Colour in Distance Learning Materials

Colour is one of the things that human beings recognize in their very early stage of life. We find colour everywhere around us. Our capacity to identify colour makes us capable of interpreting the quality of the object we perceive. In fact, colour defines the character and shape of objects in everyday life. It is a well established fact that people prefer information presented in colour. Younger children particularly like coloured texts with pictures. There are a number of research studies that show the effectiveness of colour illustrations and visual displays in instructional materials. Colour also helps in drawing the attention of the learners to a particular section or part of a graphics in the learning material. In visual display containing figures of one colour, a figure of different colour attracts our attention. Also coloured pictures nearly represent reality than Black & White pictures. Colour helps us to recognize objects and relate them to some concepts, ideas, and other objects in the world. Research studies also indicate that the use of colour in graphics/ pictures facilitate learning if it is directly related to the instructional objectives. Thus, colour is used in distance learning materials for two purposes – to aid in the instruction and for aesthetic and motivational reasons (attention seeking).

Printing of any colour should have good contrast to have legibility. Black ink in white paper gives excellent contrast and legibility. Therefore, textbooks and self-learning materials are normally printed in black ink. Wherever pedagogically required, graphics/ pictures are printed in colour to facilitate learning. Sometimes a second colour is also used in the learning material, as it is useful to draw the attention of the learners to a specific part of the material that has pedagogic utility. Most of the time at IGNOU, the Self Assessment Questions (SAQs) are printed in a separate colour or a colour screen tint. Interestingly, research shows that highlighted colour has been found to be more effective in terms of recall and learning. Thus a second colour or its screen tint should be used in self learning materials to highlight the section of SAQs and important keywords in the text. It is also advised that colour should be used consistently to help the learner to recognize the importance of a particular section. However, recently the use of a second colour in the self-learning materials (except for graphics and pictures) has been discontinued at IGNOU.

In order to make a case for the use of a second colour in the self-learning materials, a quick action research has been done to calculate its cost to support decision making. Four different hypothetical cases were done for 1000 and 5000 print runs.

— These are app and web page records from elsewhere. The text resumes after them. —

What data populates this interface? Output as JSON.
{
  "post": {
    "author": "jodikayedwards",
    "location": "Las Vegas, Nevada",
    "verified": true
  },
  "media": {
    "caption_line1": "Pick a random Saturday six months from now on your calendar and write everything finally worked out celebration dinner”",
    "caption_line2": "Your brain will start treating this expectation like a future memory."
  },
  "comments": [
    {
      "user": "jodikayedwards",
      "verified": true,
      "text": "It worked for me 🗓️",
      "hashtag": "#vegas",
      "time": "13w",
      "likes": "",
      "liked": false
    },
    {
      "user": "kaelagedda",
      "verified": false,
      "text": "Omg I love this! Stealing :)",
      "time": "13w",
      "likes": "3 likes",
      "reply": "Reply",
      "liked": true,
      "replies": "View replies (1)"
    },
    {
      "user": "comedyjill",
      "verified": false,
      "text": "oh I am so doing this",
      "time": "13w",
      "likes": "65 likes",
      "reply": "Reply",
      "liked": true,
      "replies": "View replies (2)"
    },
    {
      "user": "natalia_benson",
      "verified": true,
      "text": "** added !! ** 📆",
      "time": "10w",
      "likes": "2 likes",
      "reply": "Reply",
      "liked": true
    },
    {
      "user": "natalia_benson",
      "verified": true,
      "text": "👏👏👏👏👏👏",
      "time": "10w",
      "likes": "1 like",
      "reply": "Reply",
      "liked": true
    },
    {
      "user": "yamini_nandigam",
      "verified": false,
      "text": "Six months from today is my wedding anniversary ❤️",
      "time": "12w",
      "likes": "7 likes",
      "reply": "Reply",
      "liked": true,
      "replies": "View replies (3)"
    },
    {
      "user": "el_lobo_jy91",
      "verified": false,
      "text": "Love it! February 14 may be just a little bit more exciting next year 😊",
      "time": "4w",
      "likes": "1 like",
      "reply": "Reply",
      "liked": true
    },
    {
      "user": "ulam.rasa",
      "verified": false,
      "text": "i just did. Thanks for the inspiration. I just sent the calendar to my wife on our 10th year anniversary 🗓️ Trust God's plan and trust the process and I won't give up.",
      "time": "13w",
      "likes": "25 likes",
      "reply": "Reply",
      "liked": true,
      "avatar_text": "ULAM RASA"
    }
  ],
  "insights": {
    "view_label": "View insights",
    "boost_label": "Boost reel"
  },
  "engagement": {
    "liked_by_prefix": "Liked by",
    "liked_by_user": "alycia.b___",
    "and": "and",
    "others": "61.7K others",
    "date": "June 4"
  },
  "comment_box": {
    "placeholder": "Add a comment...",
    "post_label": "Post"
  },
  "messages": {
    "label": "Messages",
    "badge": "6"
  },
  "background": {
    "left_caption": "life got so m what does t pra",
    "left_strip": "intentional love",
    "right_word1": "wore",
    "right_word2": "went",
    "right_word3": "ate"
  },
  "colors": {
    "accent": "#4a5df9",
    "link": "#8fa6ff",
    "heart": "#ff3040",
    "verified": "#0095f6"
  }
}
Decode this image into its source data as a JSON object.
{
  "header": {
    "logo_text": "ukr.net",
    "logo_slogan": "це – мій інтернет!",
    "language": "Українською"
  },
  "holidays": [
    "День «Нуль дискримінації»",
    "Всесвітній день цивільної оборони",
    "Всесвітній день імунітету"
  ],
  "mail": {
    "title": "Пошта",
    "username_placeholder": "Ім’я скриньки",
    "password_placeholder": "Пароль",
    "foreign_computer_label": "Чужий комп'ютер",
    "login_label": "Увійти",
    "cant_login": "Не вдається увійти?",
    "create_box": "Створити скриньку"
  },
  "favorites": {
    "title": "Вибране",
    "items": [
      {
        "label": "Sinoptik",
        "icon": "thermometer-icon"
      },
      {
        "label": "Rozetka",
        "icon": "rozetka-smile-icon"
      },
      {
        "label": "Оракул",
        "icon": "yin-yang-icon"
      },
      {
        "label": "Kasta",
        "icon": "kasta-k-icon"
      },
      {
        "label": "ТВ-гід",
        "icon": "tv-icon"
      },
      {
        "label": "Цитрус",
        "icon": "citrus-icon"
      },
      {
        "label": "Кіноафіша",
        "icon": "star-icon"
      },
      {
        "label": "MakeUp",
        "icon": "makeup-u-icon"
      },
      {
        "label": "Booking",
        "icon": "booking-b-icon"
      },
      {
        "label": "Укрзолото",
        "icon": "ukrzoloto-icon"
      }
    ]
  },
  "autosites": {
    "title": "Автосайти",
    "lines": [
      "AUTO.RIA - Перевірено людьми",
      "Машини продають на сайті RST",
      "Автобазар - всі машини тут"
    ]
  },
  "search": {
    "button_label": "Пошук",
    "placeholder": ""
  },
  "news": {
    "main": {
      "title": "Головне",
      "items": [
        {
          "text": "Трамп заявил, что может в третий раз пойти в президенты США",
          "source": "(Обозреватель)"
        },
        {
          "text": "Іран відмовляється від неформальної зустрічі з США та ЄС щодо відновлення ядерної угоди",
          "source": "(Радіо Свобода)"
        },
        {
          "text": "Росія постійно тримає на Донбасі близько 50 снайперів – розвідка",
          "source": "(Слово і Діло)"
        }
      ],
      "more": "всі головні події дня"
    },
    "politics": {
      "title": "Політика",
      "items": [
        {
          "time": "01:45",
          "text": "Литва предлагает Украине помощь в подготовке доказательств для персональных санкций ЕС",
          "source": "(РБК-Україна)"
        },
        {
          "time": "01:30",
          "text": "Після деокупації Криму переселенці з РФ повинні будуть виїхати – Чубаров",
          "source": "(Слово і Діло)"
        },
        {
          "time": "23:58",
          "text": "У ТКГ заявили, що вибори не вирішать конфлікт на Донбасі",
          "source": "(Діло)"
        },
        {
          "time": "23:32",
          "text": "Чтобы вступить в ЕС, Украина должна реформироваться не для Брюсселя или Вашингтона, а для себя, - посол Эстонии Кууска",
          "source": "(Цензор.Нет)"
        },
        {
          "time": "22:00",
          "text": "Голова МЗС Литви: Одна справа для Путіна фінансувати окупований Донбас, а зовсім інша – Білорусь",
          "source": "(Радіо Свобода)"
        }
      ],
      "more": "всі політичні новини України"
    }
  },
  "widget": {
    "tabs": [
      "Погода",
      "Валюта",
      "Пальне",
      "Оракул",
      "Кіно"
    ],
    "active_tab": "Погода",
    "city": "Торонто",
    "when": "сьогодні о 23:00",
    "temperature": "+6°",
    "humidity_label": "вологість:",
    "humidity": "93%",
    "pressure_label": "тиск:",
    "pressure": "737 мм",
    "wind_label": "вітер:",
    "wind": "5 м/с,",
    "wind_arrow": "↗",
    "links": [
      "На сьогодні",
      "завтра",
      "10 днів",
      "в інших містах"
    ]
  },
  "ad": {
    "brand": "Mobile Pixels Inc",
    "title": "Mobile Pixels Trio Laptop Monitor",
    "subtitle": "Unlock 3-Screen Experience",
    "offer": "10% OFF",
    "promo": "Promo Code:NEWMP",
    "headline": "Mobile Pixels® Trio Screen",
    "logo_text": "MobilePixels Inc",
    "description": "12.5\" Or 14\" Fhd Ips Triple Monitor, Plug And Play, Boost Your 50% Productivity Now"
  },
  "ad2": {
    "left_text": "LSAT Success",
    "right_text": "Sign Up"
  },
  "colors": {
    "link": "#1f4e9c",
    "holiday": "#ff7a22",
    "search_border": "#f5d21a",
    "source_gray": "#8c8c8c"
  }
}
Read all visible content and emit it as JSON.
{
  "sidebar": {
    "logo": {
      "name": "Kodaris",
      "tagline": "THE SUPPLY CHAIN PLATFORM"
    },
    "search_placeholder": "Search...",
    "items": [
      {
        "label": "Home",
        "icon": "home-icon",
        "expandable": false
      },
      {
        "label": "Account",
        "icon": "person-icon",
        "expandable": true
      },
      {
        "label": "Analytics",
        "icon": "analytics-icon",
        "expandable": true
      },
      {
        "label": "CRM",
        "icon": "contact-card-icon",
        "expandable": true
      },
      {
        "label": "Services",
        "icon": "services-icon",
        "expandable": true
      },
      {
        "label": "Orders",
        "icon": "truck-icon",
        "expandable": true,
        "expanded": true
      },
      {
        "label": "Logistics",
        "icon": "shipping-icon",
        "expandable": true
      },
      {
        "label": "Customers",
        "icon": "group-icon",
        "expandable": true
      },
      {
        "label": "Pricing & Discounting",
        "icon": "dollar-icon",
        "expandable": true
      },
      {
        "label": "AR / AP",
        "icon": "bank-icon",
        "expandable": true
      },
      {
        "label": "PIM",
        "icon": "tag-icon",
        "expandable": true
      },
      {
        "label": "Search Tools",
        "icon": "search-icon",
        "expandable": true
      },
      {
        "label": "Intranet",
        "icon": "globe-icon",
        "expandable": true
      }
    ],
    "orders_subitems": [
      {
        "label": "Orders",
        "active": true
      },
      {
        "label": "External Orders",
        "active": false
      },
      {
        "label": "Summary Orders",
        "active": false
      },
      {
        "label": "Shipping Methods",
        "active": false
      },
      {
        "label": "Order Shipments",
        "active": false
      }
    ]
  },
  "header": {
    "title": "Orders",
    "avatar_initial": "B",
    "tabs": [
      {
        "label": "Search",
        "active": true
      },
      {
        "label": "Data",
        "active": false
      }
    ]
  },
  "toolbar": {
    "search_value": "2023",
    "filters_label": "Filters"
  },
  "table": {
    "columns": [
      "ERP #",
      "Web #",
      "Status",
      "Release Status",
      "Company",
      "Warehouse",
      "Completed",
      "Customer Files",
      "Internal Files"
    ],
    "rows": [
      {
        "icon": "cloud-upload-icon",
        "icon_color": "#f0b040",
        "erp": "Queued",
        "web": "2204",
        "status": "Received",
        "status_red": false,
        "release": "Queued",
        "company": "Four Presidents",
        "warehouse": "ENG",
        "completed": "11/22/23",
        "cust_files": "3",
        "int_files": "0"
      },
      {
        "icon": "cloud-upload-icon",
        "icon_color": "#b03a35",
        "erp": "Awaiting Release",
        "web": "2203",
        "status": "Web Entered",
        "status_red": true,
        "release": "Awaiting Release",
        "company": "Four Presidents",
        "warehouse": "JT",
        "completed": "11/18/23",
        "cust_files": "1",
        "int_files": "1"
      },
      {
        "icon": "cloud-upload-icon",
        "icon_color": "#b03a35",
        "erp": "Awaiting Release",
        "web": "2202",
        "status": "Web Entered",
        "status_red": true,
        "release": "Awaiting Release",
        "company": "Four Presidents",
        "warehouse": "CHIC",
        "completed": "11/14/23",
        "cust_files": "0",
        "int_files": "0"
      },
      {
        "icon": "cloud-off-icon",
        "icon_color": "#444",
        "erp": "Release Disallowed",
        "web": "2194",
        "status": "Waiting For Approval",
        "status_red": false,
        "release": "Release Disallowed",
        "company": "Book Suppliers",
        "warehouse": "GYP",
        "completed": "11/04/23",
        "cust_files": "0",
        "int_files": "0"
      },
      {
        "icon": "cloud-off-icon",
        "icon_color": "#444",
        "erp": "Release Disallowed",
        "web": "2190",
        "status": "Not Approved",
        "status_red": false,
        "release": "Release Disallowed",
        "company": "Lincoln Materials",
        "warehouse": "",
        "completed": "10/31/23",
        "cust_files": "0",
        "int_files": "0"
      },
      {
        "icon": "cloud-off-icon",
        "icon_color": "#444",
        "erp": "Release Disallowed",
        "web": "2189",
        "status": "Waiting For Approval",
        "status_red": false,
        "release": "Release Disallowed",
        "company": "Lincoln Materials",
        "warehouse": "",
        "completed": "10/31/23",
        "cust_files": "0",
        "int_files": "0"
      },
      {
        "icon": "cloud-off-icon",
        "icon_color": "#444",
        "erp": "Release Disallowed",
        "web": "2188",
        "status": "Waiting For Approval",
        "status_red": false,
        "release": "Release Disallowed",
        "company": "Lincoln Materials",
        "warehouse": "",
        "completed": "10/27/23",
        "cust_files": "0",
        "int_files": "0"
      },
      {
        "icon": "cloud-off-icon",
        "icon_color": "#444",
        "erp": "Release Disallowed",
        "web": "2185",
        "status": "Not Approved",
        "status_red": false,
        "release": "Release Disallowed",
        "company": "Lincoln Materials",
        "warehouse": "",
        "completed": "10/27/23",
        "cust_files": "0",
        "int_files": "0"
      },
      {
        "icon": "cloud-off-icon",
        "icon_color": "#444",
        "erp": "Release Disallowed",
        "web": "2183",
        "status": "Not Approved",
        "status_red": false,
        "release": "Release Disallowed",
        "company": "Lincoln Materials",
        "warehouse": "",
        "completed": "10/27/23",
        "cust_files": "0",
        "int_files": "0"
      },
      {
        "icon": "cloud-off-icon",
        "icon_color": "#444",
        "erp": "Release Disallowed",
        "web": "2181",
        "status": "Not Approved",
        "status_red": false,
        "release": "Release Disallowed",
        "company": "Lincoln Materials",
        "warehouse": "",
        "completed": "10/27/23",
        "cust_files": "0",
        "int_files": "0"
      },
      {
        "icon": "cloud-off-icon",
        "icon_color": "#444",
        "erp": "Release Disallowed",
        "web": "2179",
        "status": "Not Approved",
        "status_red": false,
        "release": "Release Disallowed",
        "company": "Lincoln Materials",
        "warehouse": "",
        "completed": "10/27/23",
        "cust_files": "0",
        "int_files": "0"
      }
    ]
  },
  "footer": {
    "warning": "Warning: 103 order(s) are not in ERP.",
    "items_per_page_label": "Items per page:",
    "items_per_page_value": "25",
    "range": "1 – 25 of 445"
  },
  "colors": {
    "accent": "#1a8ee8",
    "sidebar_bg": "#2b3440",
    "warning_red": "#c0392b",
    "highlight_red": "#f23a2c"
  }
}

The calculations are made for a block of 80 pages, and in all cases the paper cost and the cover printing cost remains constant. In the 80 pages of manuscript, it is assumed that there will be 4/5 units that may have about 25 SAQs spread evenly in the material. Thus out of the 80 pages 25 pages may have second colour.

For the 1000 print run the difference between lowest and highest is less than four rupees per copy; while the difference is only Rs. 1.19 for a 5000 print run. This indicates the savings of the University will further decrease in courses that have more than 5000 print runs.

The cost calculations and the instructional value of a second colour definitely call for a rethink on the present policy. However, I shall be quick to add that use of colour should be done carefully as about 3.7 % of Indians have colour vision deficiency.. It is estimated that one in 12 men and one in 200 women have some form of colour vision deficiency (
RCI). The most common colour vision deficiency is the failure to distinguish between red and green (see wikipedia). Therefore, in self learning materials, the use of red and green in cover and inside text should be avoided.

Lastly, I would like to emphasize that colour give a presentable look to the study materials making the efforts of instructional designers and course writers look aesthetically appealing.

Waller, R., Lefrere, P., & Macdonald-Ross, M. (1982). Do you need that second color? IEEE Transactions on Professional Communication, PC-25 (2), 80-85.